For the organization, this event might be a pain in the anatomy. For the employee – who depended on his supervisor – this is a major negative life event. That’s why I view indifference as a sign that the supervisor doesn’t really care about the employee. That’s why it bothers me.

Upon reflection, the supervisor might come to the conclusion that she could not have seen any red flags during the selection process, and that she really extended herself to help this person succeed; therefore, she could not have produced a better outcome. But I’m talking here about the supervisor’s default reaction, before the opportunity for reflection. Does she feel bad? Does she feel a sense of shared failure?

If one of your employees has to leave, and your immediate reaction is to feel a sense of share failure, don’t listen to those who tell you not to. It’s a sign that you’re a great supervisor.

Thanks for reading. As always, I’m interested in your thoughts.

Larry Sternberg

Larry Sternberg

Larry Sternberg

Larry is a Fellow and Board Member at Talent Plus where he helps people and organizations grow by using the Talent Plus science to select high potential people, put them in the right fit for their talent, and make them feel valued and significant.

“I help managers and leaders make a lasting positive difference in the lives of their employees.”

Talents: Conceptualization, Relationship, Ego Drive, Individualized Approach, Growth Orientation

Latest Posts: Blog

Individual taking a Talent Plus Talent Online Assessment

Blog June 20, 2024

Integrating Talent Plus Assessments with Your Applicant Tracking System (ATS) 

Learn how integrating Talent Plus assessments into your ATS can streamline your talent acquisition process and improve candidate volume.

Fran Westfall Fran Westfall

Read More
Mother with two kids on school break working at home.

Blog June 03, 2024

How Workplaces Can Support Working Parents During Summer Break

Summer breaks rarely match up with work schedules, affecting working parents. Leaders must adapt & accommodate or risk losing good employees.

Zack Robertson Zack Robertson

Read More
Employee who has great well-being at work.

Blog May 09, 2024

Well-Being, Burnout and How To Invest in Your Employees

Boost employee engagement and well-being with these four strategies. Learn the keys to fostering a dynamic and flourishing workplace culture.

Zack Robertson Zack Robertson

Read More
Happy individual at work

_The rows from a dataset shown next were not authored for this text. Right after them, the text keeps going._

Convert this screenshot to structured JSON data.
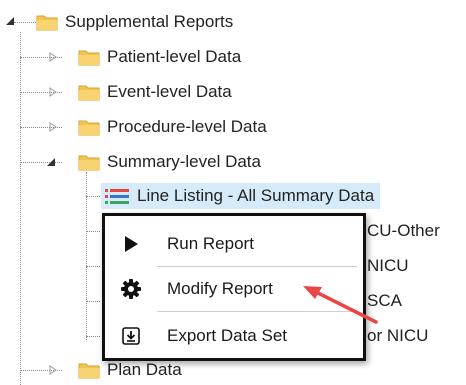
{
  "tree": {
    "root": {
      "label": "Supplemental Reports",
      "expanded": true
    },
    "children": [
      {
        "label": "Patient-level Data",
        "expanded": false
      },
      {
        "label": "Event-level Data",
        "expanded": false
      },
      {
        "label": "Procedure-level Data",
        "expanded": false
      },
      {
        "label": "Summary-level Data",
        "expanded": true
      },
      {
        "label": "Plan Data",
        "expanded": false
      }
    ],
    "summary_children": {
      "selected": "Line Listing - All Summary Data",
      "partially_visible": [
        "CU-Other",
        "NICU",
        "SCA",
        "or NICU"
      ]
    }
  },
  "context_menu": {
    "items": [
      {
        "label": "Run Report",
        "icon": "play-icon"
      },
      {
        "label": "Modify Report",
        "icon": "gear-icon"
      },
      {
        "label": "Export Data Set",
        "icon": "export-icon"
      }
    ]
  },
  "colors": {
    "folder": "#f3c350",
    "selection": "#d6ebfa",
    "arrow": "#e8474a",
    "menu_border": "#111111"
  }
}
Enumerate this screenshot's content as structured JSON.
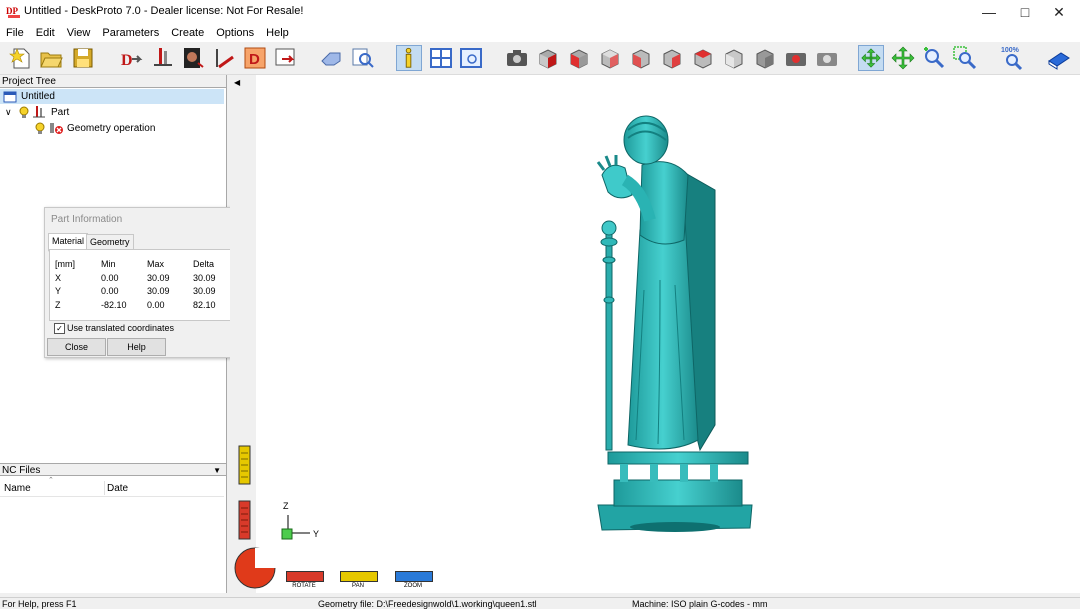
{
  "window": {
    "title": "Untitled - DeskProto 7.0 - Dealer license: Not For Resale!"
  },
  "menubar": {
    "items": [
      "File",
      "Edit",
      "View",
      "Parameters",
      "Create",
      "Options",
      "Help"
    ]
  },
  "project_tree": {
    "header": "Project Tree",
    "items": [
      {
        "label": "Untitled"
      },
      {
        "label": "Part"
      },
      {
        "label": "Geometry operation"
      }
    ]
  },
  "nc_files": {
    "header": "NC Files",
    "columns": [
      "Name",
      "Date"
    ]
  },
  "dialog": {
    "title": "Part Information",
    "tabs": [
      "Material",
      "Geometry"
    ],
    "table": {
      "headers": [
        "[mm]",
        "Min",
        "Max",
        "Delta"
      ],
      "rows": [
        [
          "X",
          "0.00",
          "30.09",
          "30.09"
        ],
        [
          "Y",
          "0.00",
          "30.09",
          "30.09"
        ],
        [
          "Z",
          "-82.10",
          "0.00",
          "82.10"
        ]
      ]
    },
    "checkbox_label": "Use translated coordinates",
    "close_label": "Close",
    "help_label": "Help"
  },
  "viewport": {
    "axis_z": "Z",
    "axis_y": "Y",
    "nav": [
      "ROTATE",
      "PAN",
      "ZOOM"
    ],
    "zoom_toolbar_label": "100%"
  },
  "statusbar": {
    "help": "For Help, press F1",
    "geometry": "Geometry file: D:\\Freedesignwold\\1.working\\queen1.stl",
    "machine": "Machine: ISO plain G-codes - mm"
  },
  "colors": {
    "model": "#33c1c1",
    "accent": "#0078d7"
  }
}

Blog May 03, 2024

Unlock Your Potential With the Talent Card

Unlock your potential with the Talent Card. Discover the benefits of understanding your talents and learn examples of how to leverage them.

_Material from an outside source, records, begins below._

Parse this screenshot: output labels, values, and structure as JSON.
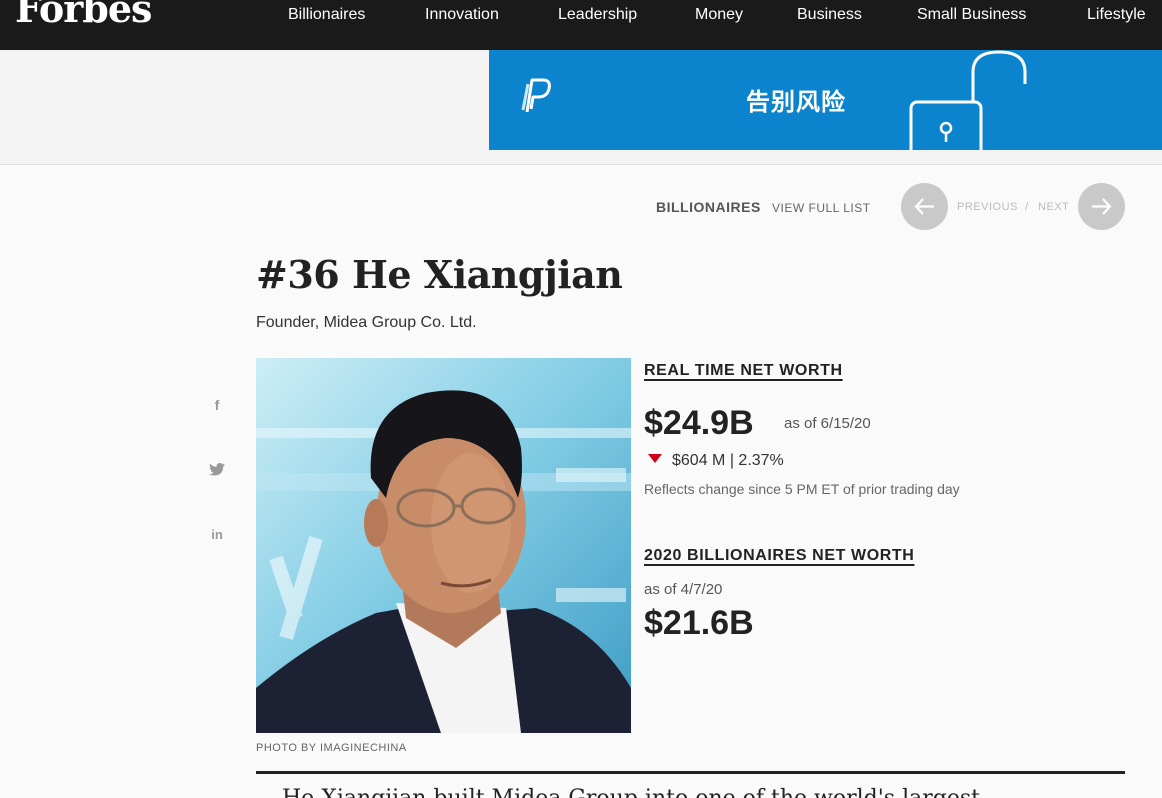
{
  "brand": "Forbes",
  "nav": [
    "Billionaires",
    "Innovation",
    "Leadership",
    "Money",
    "Business",
    "Small Business",
    "Lifestyle"
  ],
  "ad": {
    "text": "告别风险",
    "color": "#0b84cd"
  },
  "breadcrumb": {
    "section": "BILLIONAIRES",
    "view_full": "VIEW FULL LIST"
  },
  "pager": {
    "previous": "PREVIOUS",
    "separator": "/",
    "next": "NEXT"
  },
  "profile": {
    "title": "#36 He Xiangjian",
    "subtitle": "Founder, Midea Group Co. Ltd.",
    "photo_credit": "PHOTO BY IMAGINECHINA"
  },
  "realtime": {
    "heading": "REAL TIME NET WORTH",
    "value": "$24.9B",
    "as_of": "as of 6/15/20",
    "change": "$604 M | 2.37%",
    "change_direction": "down",
    "note": "Reflects change since 5 PM ET of prior trading day"
  },
  "list2020": {
    "heading": "2020 BILLIONAIRES NET WORTH",
    "as_of": "as of 4/7/20",
    "value": "$21.6B"
  },
  "bio_start": "He Xiangjian built Midea Group into one of the world's largest"
}
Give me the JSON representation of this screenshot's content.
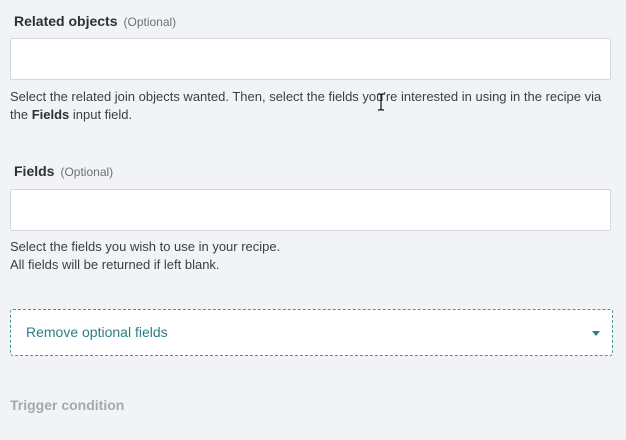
{
  "related_objects": {
    "label": "Related objects",
    "optional_tag": "(Optional)",
    "value": "",
    "placeholder": "",
    "help_text_before": "Select the related join objects wanted. Then, select the fields you're interested in using in the recipe via the ",
    "help_text_bold": "Fields",
    "help_text_after": " input field."
  },
  "fields": {
    "label": "Fields",
    "optional_tag": "(Optional)",
    "value": "",
    "placeholder": "",
    "help_line_1": "Select the fields you wish to use in your recipe.",
    "help_line_2": "All fields will be returned if left blank."
  },
  "optional_fields_toggle": {
    "label": "Remove optional fields",
    "icon": "caret-down-icon"
  },
  "trigger_condition": {
    "heading": "Trigger condition"
  },
  "pointer": {
    "icon": "text-cursor-icon"
  },
  "colors": {
    "accent": "#2a7f86",
    "dashed_border": "#3b9a96",
    "background": "#f1f3f6",
    "input_border": "#d3d8de",
    "muted_heading": "#a4a9ae"
  }
}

Talent Plus Talent Plus

Read More
Diverse employees congratulate man on business achievements, excellent work results or promotion.

Blog May 02, 2024

DEIB Strategies for Fair Promotion Processes 

Maribel Cruz explores the impact of unbiased evaluations and standardized promotion processes within organizations.

Maribel Cruz Maribel Cruz

Read More